    As you say, sizable majorities support a progressive program, and have for decades. And yet somehow the electoral system fails to deliver it. Isn't that an argument for trying something else, if not instead, at least in addition?

  6. @ Josh,

    I agree that OWS could be a useful development—if and only if it helps mobilize a mass Left electoral base. Organizationally, the only useful place for OWS to end up is party politics. If it goes anywhere else, it’s a fizzle. And ideologically, the only useful place for OWS to go is social-democratic reform. Wherever else it might go would be some impractical utopian vision that will alienate most Americans. (Where it actually seems to live now is a kind of free-floating, omnidirectional cynicism that ultimately spells political disengagement.)

    Your and Suresh’s notion of OWS as a hot-house for transcendent new modes of thinking and being is therefore misguided. After all, the Sixties counterculture was a supernova of transcendent new modes of thinking and being. Those innovations made their cultural mark, but they had no lasting effect on economic inequality and exploitation. To change the latter, you have to win control of the state through elections and then impose social democratic reforms.

    I disagree that the Left has tried the electoral route and failed. The Left has never done what the New Right did starting in the 1960s—put together a simple, coherent and appealing critique and policy platform, and then organize tirelessly and with meticulous focus, sustained for decades, to take over one of the major parties as a vehicle for their program. (WFP is a very rare, and poorly executed, case of a Left organization that sort of tried to do that.) Electoral politics isn’t something you “trust,” as you put it, it’s a tool that you use to achieve power.
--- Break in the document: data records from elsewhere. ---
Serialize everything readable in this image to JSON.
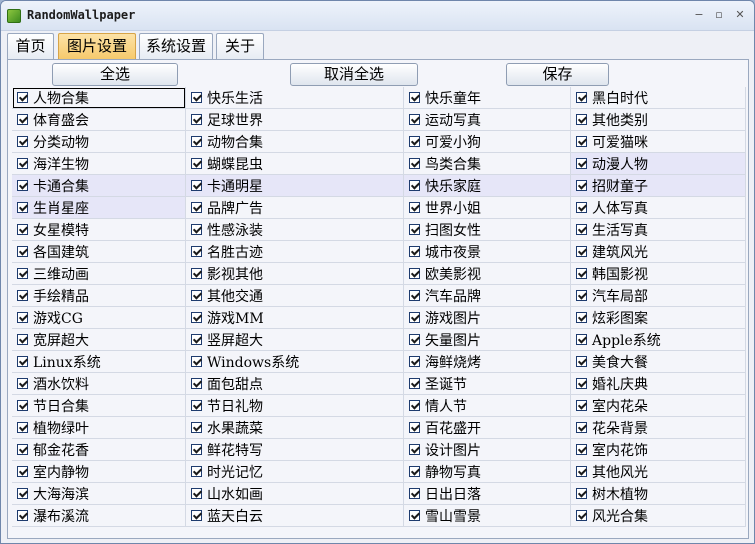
{
  "window": {
    "title": "RandomWallpaper"
  },
  "title_controls": {
    "minimize": "−",
    "maximize": "▫",
    "close": "✕"
  },
  "tabs": [
    {
      "label": "首页"
    },
    {
      "label": "图片设置"
    },
    {
      "label": "系统设置"
    },
    {
      "label": "关于"
    }
  ],
  "toolbar": {
    "select_all": "全选",
    "deselect_all": "取消全选",
    "save": "保存"
  },
  "categories": [
    [
      "人物合集",
      "快乐生活",
      "快乐童年",
      "黑白时代"
    ],
    [
      "体育盛会",
      "足球世界",
      "运动写真",
      "其他类别"
    ],
    [
      "分类动物",
      "动物合集",
      "可爱小狗",
      "可爱猫咪"
    ],
    [
      "海洋生物",
      "蝴蝶昆虫",
      "鸟类合集",
      "动漫人物"
    ],
    [
      "卡通合集",
      "卡通明星",
      "快乐家庭",
      "招财童子"
    ],
    [
      "生肖星座",
      "品牌广告",
      "世界小姐",
      "人体写真"
    ],
    [
      "女星模特",
      "性感泳装",
      "扫图女性",
      "生活写真"
    ],
    [
      "各国建筑",
      "名胜古迹",
      "城市夜景",
      "建筑风光"
    ],
    [
      "三维动画",
      "影视其他",
      "欧美影视",
      "韩国影视"
    ],
    [
      "手绘精品",
      "其他交通",
      "汽车品牌",
      "汽车局部"
    ],
    [
      "游戏CG",
      "游戏MM",
      "游戏图片",
      "炫彩图案"
    ],
    [
      "宽屏超大",
      "竖屏超大",
      "矢量图片",
      "Apple系统"
    ],
    [
      "Linux系统",
      "Windows系统",
      "海鲜烧烤",
      "美食大餐"
    ],
    [
      "酒水饮料",
      "面包甜点",
      "圣诞节",
      "婚礼庆典"
    ],
    [
      "节日合集",
      "节日礼物",
      "情人节",
      "室内花朵"
    ],
    [
      "植物绿叶",
      "水果蔬菜",
      "百花盛开",
      "花朵背景"
    ],
    [
      "郁金花香",
      "鲜花特写",
      "设计图片",
      "室内花饰"
    ],
    [
      "室内静物",
      "时光记忆",
      "静物写真",
      "其他风光"
    ],
    [
      "大海海滨",
      "山水如画",
      "日出日落",
      "树木植物"
    ],
    [
      "瀑布溪流",
      "蓝天白云",
      "雪山雪景",
      "风光合集"
    ]
  ],
  "all_checked": true,
  "colors": {
    "tab_active": "#f6c96a",
    "row_highlight": "#e6e6f8"
  }
}
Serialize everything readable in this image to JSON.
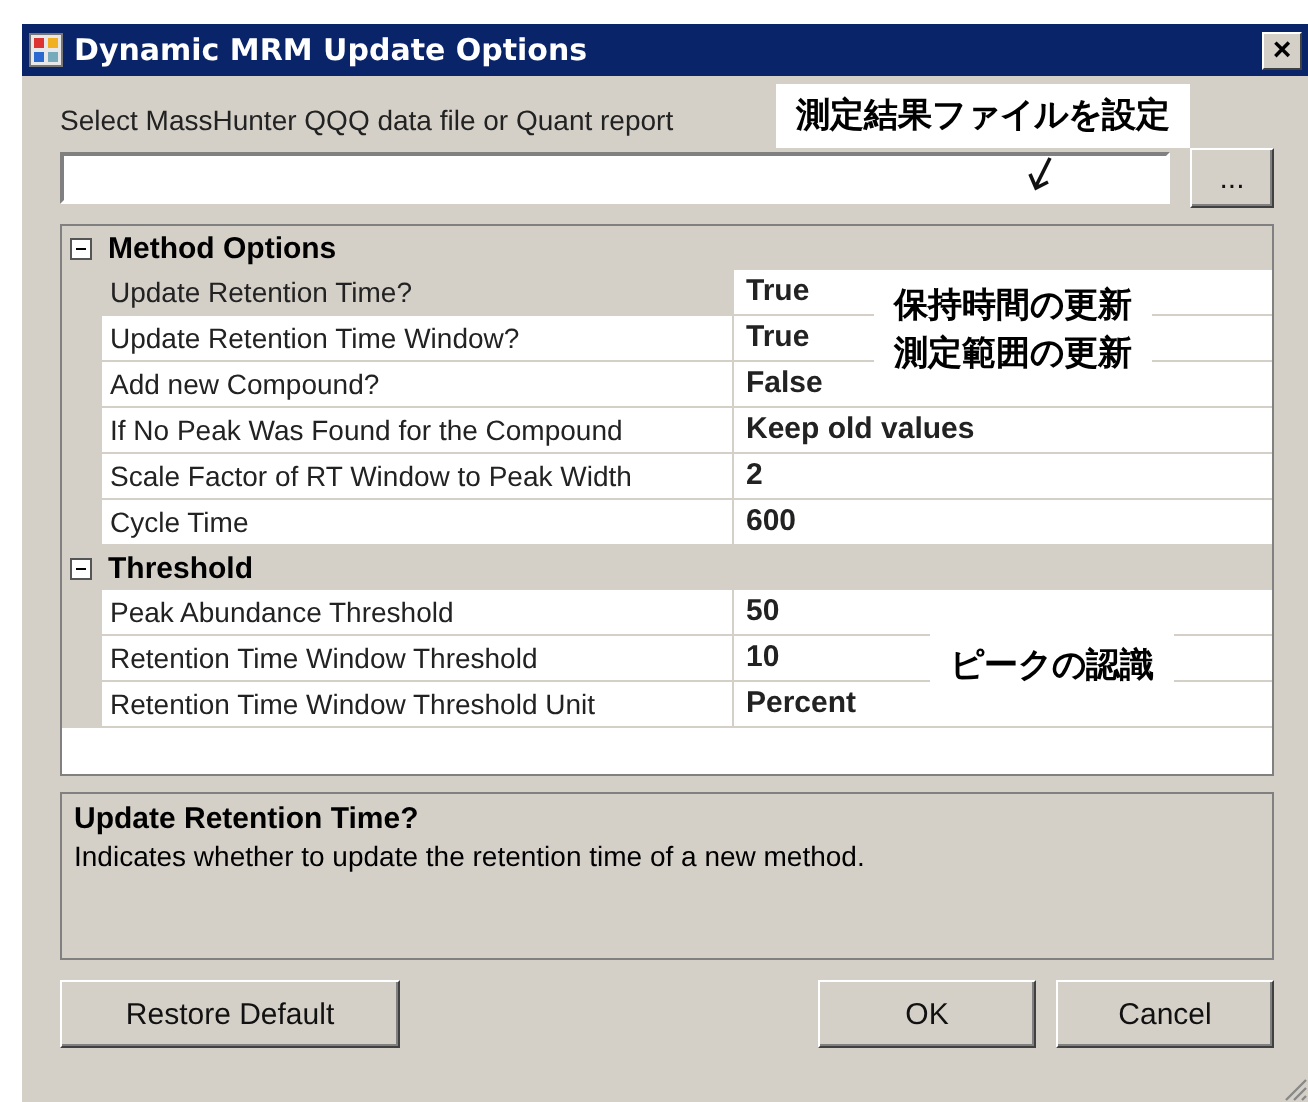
{
  "window": {
    "title": "Dynamic MRM Update Options",
    "close": "×"
  },
  "file_label": "Select MassHunter QQQ data file or Quant report",
  "browse_button": "...",
  "categories": [
    {
      "name": "Method Options",
      "expanded": true,
      "rows": [
        {
          "name": "Update Retention Time?",
          "value": "True",
          "selected": true
        },
        {
          "name": "Update Retention Time Window?",
          "value": "True",
          "selected": false
        },
        {
          "name": "Add new Compound?",
          "value": "False",
          "selected": false
        },
        {
          "name": "If No Peak Was Found for the Compound",
          "value": "Keep old values",
          "selected": false
        },
        {
          "name": "Scale Factor of RT Window to Peak Width",
          "value": "2",
          "selected": false
        },
        {
          "name": "Cycle Time",
          "value": "600",
          "selected": false
        }
      ]
    },
    {
      "name": "Threshold",
      "expanded": true,
      "rows": [
        {
          "name": "Peak Abundance Threshold",
          "value": "50",
          "selected": false
        },
        {
          "name": "Retention Time Window Threshold",
          "value": "10",
          "selected": false
        },
        {
          "name": "Retention Time Window Threshold Unit",
          "value": "Percent",
          "selected": false
        }
      ]
    }
  ],
  "description": {
    "title": "Update Retention Time?",
    "text": "Indicates whether to update the retention time of a new method."
  },
  "buttons": {
    "restore": "Restore Default",
    "ok": "OK",
    "cancel": "Cancel"
  },
  "annotations": [
    {
      "kind": "file",
      "lines": [
        "測定結果ファイルを設定"
      ]
    },
    {
      "kind": "retention",
      "lines": [
        "保持時間の更新",
        "測定範囲の更新"
      ]
    },
    {
      "kind": "peak",
      "lines": [
        "ピークの認識"
      ]
    }
  ]
}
    It’s a tool the Left has never learned to use because of its ideological obsessions. The Left views electoral politics as irredeemably compromising and corrupt, a mechanism by which ruling elites manipulate the masses. Revolution, by contrast, is an authentic expression of inchoate popular will and a crucible in which the soul of the masses is formed and purged of impurities. So the insurrectionary trappings of OWS seem thrilling, while the notion of OWS pursuing electoral politics seem dull and debased.

    The link you provided to the action at Chase Bank, where OWS protestors will read pleading/hectoring letters to Chase Bank chairman Jamie Dimon, is a symptom of OWS’s and the Left’s inability to grasp the fundamental importance of political action through the state. How nauseating, to beg pipsqueak bankers on bended knee to return their loot! Why not go to Cuomo and Obama and demand that they use the sovereign power of the state to smash the banks and jail Dimon. And if Cuomo and Obama refuse, turn them out of office. It’s a tall order, but you can read letters to Dimon until you’re blue in the face and he’s still not going to arrest himself.

    You believe that the Right’s money and organizational acumen means it will always dominate electoral politics. Maybe, but if that’s true then the Right will always dominate, full stop. There simply is no alternative to electoral politics as a means for instituting change. To imagine otherwise, as the Left and OWS avowedly do, means you’ve lost the battle before it’s begun.

    You know, ten people can't make a hundred thousand tremble, unless they are terrorists. That's Marvel-Comics Leninism. You need to win over at least fifty thousand of the one hundred thousand and get them to vote your way.